*What this task involves*
Each entry in this listing needs to be written out again, word for word.

** Exercise materials follows **

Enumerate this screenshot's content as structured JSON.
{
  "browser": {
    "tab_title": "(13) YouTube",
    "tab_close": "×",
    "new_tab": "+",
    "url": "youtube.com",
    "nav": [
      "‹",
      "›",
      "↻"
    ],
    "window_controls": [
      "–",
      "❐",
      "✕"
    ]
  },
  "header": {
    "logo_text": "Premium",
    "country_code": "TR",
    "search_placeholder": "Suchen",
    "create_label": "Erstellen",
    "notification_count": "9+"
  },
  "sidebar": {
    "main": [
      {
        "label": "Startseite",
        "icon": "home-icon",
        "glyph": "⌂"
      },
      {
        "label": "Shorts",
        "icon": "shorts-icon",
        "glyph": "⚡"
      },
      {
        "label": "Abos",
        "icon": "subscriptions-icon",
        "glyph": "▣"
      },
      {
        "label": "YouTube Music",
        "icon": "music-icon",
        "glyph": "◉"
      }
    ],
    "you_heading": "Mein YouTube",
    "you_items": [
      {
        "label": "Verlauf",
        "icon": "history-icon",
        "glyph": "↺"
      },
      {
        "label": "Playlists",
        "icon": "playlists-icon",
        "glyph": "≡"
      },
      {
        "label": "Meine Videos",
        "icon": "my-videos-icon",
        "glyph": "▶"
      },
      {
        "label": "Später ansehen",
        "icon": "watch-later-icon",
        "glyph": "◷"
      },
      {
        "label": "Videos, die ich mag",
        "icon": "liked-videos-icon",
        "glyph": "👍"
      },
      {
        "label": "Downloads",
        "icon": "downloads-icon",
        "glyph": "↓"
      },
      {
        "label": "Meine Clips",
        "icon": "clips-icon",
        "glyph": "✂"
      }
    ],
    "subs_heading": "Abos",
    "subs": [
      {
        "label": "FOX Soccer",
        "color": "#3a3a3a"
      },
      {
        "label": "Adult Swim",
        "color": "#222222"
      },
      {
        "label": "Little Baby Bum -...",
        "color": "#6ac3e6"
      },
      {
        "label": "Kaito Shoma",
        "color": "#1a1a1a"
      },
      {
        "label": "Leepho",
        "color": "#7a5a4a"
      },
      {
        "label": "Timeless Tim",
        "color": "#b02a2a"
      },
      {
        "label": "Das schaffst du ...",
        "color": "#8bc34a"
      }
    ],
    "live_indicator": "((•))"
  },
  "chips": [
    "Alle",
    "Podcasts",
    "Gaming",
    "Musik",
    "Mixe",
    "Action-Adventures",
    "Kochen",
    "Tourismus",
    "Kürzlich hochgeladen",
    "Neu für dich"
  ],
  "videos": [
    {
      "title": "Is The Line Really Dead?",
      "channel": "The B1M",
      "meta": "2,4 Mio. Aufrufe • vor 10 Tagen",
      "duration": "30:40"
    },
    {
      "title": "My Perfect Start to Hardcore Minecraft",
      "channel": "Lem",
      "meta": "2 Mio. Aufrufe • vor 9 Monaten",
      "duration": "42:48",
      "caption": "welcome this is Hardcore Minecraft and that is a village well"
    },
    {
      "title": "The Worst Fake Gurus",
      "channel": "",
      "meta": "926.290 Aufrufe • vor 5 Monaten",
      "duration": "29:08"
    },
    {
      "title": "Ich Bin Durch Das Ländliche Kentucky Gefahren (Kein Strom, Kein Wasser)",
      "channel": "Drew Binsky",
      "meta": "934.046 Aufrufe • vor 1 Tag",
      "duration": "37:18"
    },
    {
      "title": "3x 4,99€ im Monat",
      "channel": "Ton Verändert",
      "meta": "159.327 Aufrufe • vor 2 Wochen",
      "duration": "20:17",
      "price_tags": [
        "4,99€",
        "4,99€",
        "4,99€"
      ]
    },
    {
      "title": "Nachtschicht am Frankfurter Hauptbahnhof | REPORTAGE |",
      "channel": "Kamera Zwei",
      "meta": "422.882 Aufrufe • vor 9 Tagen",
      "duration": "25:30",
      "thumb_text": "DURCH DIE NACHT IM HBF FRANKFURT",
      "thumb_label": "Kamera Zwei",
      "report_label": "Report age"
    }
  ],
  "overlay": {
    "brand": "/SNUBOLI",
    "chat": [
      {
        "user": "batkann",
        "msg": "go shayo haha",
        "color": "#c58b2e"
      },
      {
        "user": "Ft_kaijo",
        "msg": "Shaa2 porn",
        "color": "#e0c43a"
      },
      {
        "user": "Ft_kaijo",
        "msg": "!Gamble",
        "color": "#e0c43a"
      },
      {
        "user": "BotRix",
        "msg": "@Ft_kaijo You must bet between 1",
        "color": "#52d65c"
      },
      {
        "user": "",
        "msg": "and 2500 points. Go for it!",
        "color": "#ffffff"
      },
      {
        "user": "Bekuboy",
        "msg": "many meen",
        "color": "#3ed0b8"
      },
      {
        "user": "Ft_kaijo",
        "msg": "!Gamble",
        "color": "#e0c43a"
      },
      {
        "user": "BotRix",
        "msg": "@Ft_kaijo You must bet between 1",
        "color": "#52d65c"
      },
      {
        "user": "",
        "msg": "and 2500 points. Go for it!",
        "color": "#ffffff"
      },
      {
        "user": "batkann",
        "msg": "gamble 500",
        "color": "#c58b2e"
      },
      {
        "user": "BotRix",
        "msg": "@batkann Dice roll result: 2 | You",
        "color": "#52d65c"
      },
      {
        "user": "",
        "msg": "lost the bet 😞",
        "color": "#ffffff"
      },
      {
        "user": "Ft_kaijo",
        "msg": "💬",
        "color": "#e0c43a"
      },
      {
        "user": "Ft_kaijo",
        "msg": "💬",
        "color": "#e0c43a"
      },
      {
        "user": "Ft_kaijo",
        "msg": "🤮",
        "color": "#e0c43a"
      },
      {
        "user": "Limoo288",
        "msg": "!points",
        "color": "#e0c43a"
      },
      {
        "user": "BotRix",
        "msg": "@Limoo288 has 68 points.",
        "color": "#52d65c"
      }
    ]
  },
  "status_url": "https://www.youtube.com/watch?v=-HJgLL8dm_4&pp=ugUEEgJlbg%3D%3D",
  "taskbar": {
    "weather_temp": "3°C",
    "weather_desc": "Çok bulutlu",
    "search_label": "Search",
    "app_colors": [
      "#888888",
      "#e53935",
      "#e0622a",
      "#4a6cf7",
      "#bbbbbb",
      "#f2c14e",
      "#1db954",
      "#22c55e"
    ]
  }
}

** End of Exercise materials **

*Expected answer*
Enumerate this screenshot's content as structured JSON.
{
  "browser": {
    "tab_title": "(13) YouTube",
    "tab_close": "×",
    "new_tab": "+",
    "url": "youtube.com",
    "nav": [
      "‹",
      "›",
      "↻"
    ],
    "window_controls": [
      "–",
      "❐",
      "✕"
    ]
  },
  "header": {
    "logo_text": "Premium",
    "country_code": "TR",
    "search_placeholder": "Suchen",
    "create_label": "Erstellen",
    "notification_count": "9+"
  },
  "sidebar": {
    "main": [
      {
        "label": "Startseite",
        "icon": "home-icon",
        "glyph": "⌂"
      },
      {
        "label": "Shorts",
        "icon": "shorts-icon",
        "glyph": "⚡"
      },
      {
        "label": "Abos",
        "icon": "subscriptions-icon",
        "glyph": "▣"
      },
      {
        "label": "YouTube Music",
        "icon": "music-icon",
        "glyph": "◉"
      }
    ],
    "you_heading": "Mein YouTube",
    "you_items": [
      {
        "label": "Verlauf",
        "icon": "history-icon",
        "glyph": "↺"
      },
      {
        "label": "Playlists",
        "icon": "playlists-icon",
        "glyph": "≡"
      },
      {
        "label": "Meine Videos",
        "icon": "my-videos-icon",
        "glyph": "▶"
      },
      {
        "label": "Später ansehen",
        "icon": "watch-later-icon",
        "glyph": "◷"
      },
      {
        "label": "Videos, die ich mag",
        "icon": "liked-videos-icon",
        "glyph": "👍"
      },
      {
        "label": "Downloads",
        "icon": "downloads-icon",
        "glyph": "↓"
      },
      {
        "label": "Meine Clips",
        "icon": "clips-icon",
        "glyph": "✂"
      }
    ],
    "subs_heading": "Abos",
    "subs": [
      {
        "label": "FOX Soccer",
        "color": "#3a3a3a"
      },
      {
        "label": "Adult Swim",
        "color": "#222222"
      },
      {
        "label": "Little Baby Bum -...",
        "color": "#6ac3e6"
      },
      {
        "label": "Kaito Shoma",
        "color": "#1a1a1a"
      },
      {
        "label": "Leepho",
        "color": "#7a5a4a"
      },
      {
        "label": "Timeless Tim",
        "color": "#b02a2a"
      },
      {
        "label": "Das schaffst du ...",
        "color": "#8bc34a"
      }
    ],
    "live_indicator": "((•))"
  },
  "chips": [
    "Alle",
    "Podcasts",
    "Gaming",
    "Musik",
    "Mixe",
    "Action-Adventures",
    "Kochen",
    "Tourismus",
    "Kürzlich hochgeladen",
    "Neu für dich"
  ],
  "videos": [
    {
      "title": "Is The Line Really Dead?",
      "channel": "The B1M",
      "meta": "2,4 Mio. Aufrufe • vor 10 Tagen",
      "duration": "30:40"
    },
    {
      "title": "My Perfect Start to Hardcore Minecraft",
      "channel": "Lem",
      "meta": "2 Mio. Aufrufe • vor 9 Monaten",
      "duration": "42:48",
      "caption": "welcome this is Hardcore Minecraft and that is a village well"
    },
    {
      "title": "The Worst Fake Gurus",
      "channel": "",
      "meta": "926.290 Aufrufe • vor 5 Monaten",
      "duration": "29:08"
    },
    {
      "title": "Ich Bin Durch Das Ländliche Kentucky Gefahren (Kein Strom, Kein Wasser)",
      "channel": "Drew Binsky",
      "meta": "934.046 Aufrufe • vor 1 Tag",
      "duration": "37:18"
    },
    {
      "title": "3x 4,99€ im Monat",
      "channel": "Ton Verändert",
      "meta": "159.327 Aufrufe • vor 2 Wochen",
      "duration": "20:17",
      "price_tags": [
        "4,99€",
        "4,99€",
        "4,99€"
      ]
    },
    {
      "title": "Nachtschicht am Frankfurter Hauptbahnhof | REPORTAGE |",
      "channel": "Kamera Zwei",
      "meta": "422.882 Aufrufe • vor 9 Tagen",
      "duration": "25:30",
      "thumb_text": "DURCH DIE NACHT IM HBF FRANKFURT",
      "thumb_label": "Kamera Zwei",
      "report_label": "Report age"
    }
  ],
  "overlay": {
    "brand": "/SNUBOLI",
    "chat": [
      {
        "user": "batkann",
        "msg": "go shayo haha",
        "color": "#c58b2e"
      },
      {
        "user": "Ft_kaijo",
        "msg": "Shaa2 porn",
        "color": "#e0c43a"
      },
      {
        "user": "Ft_kaijo",
        "msg": "!Gamble",
        "color": "#e0c43a"
      },
      {
        "user": "BotRix",
        "msg": "@Ft_kaijo You must bet between 1",
        "color": "#52d65c"
      },
      {
        "user": "",
        "msg": "and 2500 points. Go for it!",
        "color": "#ffffff"
      },
      {
        "user": "Bekuboy",
        "msg": "many meen",
        "color": "#3ed0b8"
      },
      {
        "user": "Ft_kaijo",
        "msg": "!Gamble",
        "color": "#e0c43a"
      },
      {
        "user": "BotRix",
        "msg": "@Ft_kaijo You must bet between 1",
        "color": "#52d65c"
      },
      {
        "user": "",
        "msg": "and 2500 points. Go for it!",
        "color": "#ffffff"
      },
      {
        "user": "batkann",
        "msg": "gamble 500",
        "color": "#c58b2e"
      },
      {
        "user": "BotRix",
        "msg": "@batkann Dice roll result: 2 | You",
        "color": "#52d65c"
      },
      {
        "user": "",
        "msg": "lost the bet 😞",
        "color": "#ffffff"
      },
      {
        "user": "Ft_kaijo",
        "msg": "💬",
        "color": "#e0c43a"
      },
      {
        "user": "Ft_kaijo",
        "msg": "💬",
        "color": "#e0c43a"
      },
      {
        "user": "Ft_kaijo",
        "msg": "🤮",
        "color": "#e0c43a"
      },
      {
        "user": "Limoo288",
        "msg": "!points",
        "color": "#e0c43a"
      },
      {
        "user": "BotRix",
        "msg": "@Limoo288 has 68 points.",
        "color": "#52d65c"
      }
    ]
  },
  "status_url": "https://www.youtube.com/watch?v=-HJgLL8dm_4&pp=ugUEEgJlbg%3D%3D",
  "taskbar": {
    "weather_temp": "3°C",
    "weather_desc": "Çok bulutlu",
    "search_label": "Search",
    "app_colors": [
      "#888888",
      "#e53935",
      "#e0622a",
      "#4a6cf7",
      "#bbbbbb",
      "#f2c14e",
      "#1db954",
      "#22c55e"
    ]
  }
}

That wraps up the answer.